Ice TV last week revealed that it had entered voluntary administration. The service, which provided greater intelligence and functionality to the program guide on subscribers Personal Video Recorders (PVR), is currently seeking a buyer or they will be forced to permanently shut their doors.
Is the closure reflective of diminishing interest in PVR’s as viewers continue to embrace online time-shifting of their shows through catch-up services and SVOD services like Netflix?
The market for PVR’s is more robust than it appears at first glance. In addition to PVR’s bought from retail stores, the PVR category includes products like Foxtel’s IQ recording devices, telco-bundled services like Fetch TV and FreeviewPlus Internet-enabled video recorders. The humble PVR these days offers far more than just the ability to record this week’s episode of NCIS.
With several big names offering intelligent video recording functionality, will the closure of Ice TV impact the category?
Freeview CEO Liz Ross said: “[There is] definitely one less competitor. I think Ice TV built a business on a very niche business. It was always going to be niche. People having to subscribe to their service to get an EPG and to get the other features and benefits that they have. With FreeviewPlus, we are making a fantastic service available for free and integrated into the TV receiver”.
Would Freeview Australia be interested in buying Ice TV, either for their technology or their customer base? Ross clearly stated: “No, no. There’s absolutely no benefit. We’ve got a superior product already. It’s an award-winning product.”
Fetch TV CEO Scott Lorsen was similarly adamant that purchasing Ice TV was not on the cards for his company. “There is no obvious synergies between Fetch and Ice TV,” he said.
With the closure of Ice TV looming, a gap is forming in the market for consumers who are after a sophisticated service that provides frequently updated electronic program guide, along with the additional features that Ice TV provided, such as remote recording. Is Freeview looking to fill that gap?
Ross promoted Freeview’s new Dish TV manufactured Aerialbox FreeviewPlus PVR, and explained that “it gives the consumer the ability to do multiple recordings, access catchup TV, and it’s a small, inexpensive unit retailing for under $300. It’s a great service.
“We haven’t had any manufacturers who have said categorically no to FreeviewPlus. We’re already seeing the HbbTV PVR’s slowly growing.
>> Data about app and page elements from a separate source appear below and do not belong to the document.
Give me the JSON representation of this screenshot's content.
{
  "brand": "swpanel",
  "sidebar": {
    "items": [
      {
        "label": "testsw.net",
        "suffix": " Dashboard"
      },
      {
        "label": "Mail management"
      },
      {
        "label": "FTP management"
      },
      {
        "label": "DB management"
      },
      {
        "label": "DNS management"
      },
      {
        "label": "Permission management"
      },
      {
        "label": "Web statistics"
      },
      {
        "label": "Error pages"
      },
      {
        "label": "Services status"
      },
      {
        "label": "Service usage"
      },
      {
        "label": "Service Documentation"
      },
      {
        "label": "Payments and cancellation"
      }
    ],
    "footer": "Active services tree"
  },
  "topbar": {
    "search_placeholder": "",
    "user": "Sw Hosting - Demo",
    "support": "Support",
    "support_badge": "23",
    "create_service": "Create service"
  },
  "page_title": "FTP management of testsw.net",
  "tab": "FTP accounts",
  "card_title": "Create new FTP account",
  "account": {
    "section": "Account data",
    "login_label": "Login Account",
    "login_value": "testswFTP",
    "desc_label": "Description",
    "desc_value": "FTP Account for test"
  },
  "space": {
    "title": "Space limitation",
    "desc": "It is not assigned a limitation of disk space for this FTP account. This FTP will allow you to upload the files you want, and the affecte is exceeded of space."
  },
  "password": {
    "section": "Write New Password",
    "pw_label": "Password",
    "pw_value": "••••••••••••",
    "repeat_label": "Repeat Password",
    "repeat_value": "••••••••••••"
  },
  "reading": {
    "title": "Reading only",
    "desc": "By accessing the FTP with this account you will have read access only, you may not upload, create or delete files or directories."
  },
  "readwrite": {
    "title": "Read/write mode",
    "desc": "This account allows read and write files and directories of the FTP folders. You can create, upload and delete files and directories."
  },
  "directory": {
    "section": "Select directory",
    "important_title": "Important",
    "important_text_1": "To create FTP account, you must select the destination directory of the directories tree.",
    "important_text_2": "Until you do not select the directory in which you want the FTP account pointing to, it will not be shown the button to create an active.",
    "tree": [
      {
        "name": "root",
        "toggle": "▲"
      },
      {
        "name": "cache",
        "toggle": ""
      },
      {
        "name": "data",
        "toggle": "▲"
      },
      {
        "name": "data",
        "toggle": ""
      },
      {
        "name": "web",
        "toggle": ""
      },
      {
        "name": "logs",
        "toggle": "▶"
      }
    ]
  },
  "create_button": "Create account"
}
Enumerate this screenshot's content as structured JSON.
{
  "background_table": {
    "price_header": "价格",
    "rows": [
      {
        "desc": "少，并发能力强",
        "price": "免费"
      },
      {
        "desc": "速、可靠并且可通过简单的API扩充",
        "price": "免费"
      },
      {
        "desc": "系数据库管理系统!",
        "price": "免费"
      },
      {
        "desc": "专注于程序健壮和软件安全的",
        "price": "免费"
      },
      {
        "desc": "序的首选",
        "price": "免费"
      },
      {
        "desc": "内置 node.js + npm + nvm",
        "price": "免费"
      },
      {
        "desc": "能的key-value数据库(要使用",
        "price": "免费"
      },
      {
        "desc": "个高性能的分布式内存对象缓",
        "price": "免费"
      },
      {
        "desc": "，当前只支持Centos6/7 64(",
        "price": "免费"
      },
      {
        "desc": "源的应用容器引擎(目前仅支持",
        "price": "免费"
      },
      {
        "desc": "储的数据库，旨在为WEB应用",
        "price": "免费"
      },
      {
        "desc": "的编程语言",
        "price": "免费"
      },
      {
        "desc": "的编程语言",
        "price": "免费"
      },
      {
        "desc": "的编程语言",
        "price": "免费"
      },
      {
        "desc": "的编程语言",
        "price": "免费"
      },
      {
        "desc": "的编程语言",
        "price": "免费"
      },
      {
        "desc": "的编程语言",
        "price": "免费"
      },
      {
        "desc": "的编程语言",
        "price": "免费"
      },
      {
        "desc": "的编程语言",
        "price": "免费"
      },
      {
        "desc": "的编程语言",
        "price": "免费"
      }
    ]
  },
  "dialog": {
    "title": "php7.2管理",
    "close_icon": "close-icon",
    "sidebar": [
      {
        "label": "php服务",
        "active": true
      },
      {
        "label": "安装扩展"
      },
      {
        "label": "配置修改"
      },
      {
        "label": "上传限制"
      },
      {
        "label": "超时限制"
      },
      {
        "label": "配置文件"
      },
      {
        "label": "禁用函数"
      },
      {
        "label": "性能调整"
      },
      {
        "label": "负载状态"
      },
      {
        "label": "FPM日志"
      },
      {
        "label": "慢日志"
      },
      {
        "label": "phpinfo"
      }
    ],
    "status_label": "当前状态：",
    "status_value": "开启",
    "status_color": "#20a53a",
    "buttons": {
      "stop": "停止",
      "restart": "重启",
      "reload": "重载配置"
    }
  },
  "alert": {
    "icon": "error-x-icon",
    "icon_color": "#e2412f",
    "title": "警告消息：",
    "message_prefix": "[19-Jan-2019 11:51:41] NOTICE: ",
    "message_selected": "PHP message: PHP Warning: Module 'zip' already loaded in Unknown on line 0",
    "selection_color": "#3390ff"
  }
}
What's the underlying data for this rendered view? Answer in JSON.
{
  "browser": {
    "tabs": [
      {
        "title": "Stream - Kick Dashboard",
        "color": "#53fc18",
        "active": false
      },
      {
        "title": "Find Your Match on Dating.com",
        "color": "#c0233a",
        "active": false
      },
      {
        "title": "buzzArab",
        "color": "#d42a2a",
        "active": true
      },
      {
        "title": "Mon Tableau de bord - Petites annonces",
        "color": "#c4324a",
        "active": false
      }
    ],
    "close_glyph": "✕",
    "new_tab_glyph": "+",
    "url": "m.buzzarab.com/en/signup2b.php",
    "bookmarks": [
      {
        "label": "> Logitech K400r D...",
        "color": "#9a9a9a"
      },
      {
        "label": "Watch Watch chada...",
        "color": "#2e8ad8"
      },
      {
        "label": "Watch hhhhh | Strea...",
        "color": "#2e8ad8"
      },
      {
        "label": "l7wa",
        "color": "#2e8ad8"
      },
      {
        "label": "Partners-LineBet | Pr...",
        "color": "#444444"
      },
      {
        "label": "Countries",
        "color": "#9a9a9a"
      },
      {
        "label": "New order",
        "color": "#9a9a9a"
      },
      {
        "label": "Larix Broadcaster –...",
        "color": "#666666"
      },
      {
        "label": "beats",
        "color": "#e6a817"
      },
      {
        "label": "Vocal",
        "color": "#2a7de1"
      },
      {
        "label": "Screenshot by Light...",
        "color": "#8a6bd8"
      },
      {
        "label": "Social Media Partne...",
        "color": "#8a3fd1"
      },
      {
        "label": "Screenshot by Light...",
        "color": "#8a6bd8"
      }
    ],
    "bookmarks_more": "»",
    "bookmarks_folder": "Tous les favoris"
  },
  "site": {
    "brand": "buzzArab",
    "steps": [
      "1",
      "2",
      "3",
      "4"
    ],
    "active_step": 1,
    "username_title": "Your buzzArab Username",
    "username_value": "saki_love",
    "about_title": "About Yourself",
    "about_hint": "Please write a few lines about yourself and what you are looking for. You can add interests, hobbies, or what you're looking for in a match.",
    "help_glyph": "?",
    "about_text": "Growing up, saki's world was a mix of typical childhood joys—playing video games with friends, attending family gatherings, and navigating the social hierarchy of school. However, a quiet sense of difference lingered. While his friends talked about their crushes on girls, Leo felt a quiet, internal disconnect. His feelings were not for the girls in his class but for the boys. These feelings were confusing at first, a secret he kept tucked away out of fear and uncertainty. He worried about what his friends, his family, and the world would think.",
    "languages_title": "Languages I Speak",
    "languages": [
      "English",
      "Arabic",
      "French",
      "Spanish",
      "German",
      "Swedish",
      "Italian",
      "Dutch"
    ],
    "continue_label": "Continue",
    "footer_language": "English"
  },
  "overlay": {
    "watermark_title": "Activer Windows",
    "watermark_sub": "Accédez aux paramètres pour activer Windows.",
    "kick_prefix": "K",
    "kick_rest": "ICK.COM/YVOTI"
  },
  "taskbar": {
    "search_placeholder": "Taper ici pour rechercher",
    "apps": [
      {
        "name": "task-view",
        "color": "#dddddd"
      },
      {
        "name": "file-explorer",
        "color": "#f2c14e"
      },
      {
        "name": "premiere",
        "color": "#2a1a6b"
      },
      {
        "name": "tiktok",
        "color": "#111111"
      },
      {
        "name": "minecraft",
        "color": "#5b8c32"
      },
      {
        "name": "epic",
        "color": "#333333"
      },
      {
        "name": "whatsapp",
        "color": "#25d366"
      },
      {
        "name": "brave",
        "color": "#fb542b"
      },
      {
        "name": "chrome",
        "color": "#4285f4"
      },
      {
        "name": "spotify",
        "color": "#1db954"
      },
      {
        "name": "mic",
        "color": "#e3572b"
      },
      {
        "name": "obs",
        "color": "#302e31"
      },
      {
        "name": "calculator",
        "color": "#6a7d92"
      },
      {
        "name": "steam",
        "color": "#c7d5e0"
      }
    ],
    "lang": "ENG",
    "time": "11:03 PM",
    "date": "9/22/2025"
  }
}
Bearing in mind that the total PVR category is in slight decline and I guess it will be interesting to see whether FreeviewPlus will stimulate that category, because there hasn’t been a new fresh promise with a PVR for a long time.”
Where Fetch TV may have an advantage over a traditional PVR, it records content of free-to-air television with its additional features, providing access to 36 linear channels, Netflix and YouTube, the ability to rent and buy movies and TV shows, as well as additional add-on packs of foreign language channels.
Lorsen explained: “This February we introduced nine new channels and it is very likely that we will make several material introductions early next year to the core pack. But we now have a sufficient subscriber base where we can introduce new tiers and packs as well. And that’s something people can expect to see in the first half of next year.”
At the core of the Fetch TV product is its PVR, positioning it against the FreeviewPlus HbbTV platform, which has a similar tuner-based proposition. Lorsen doesn’t believe the comparison is apt.
“We don’t see them as direct competitors at all. Just the depth and breadth of our proposition is significantly different to HbbTV, which we all know has suffered by chronically low take up. Fetch TV is a member of the HbbTV Forum, however to date, we have seen no compelling reason to integrate the service onto our HbbTV compliant box.”
With so many shows now available on networks catchup TV services, are TV viewers still finding value in the PVR? Ross believes so.
“I think for many householders, there is still very much a TV planning role and we notice, for example, with FreeviewPlus that we can see the days of the week that it peaks in terms of its usage.”
Lorsen agreed that Australian consumer interest in PVR’s is still high: “The usage rates that we’re seeing on the PVR on the Fetch service are astronomical. With over 100 recordings on average per month.”
“There is no questioning the consumer appeal of time-shifting. Now there are different ways to time-shift, you can access the free-to-air catchup services, you can record programming via PVR, or you can consume SVOD services. The reality is that the vast majority of consumers want to do all three. We’re seeing that of the three, the PVR remains the most utilised”.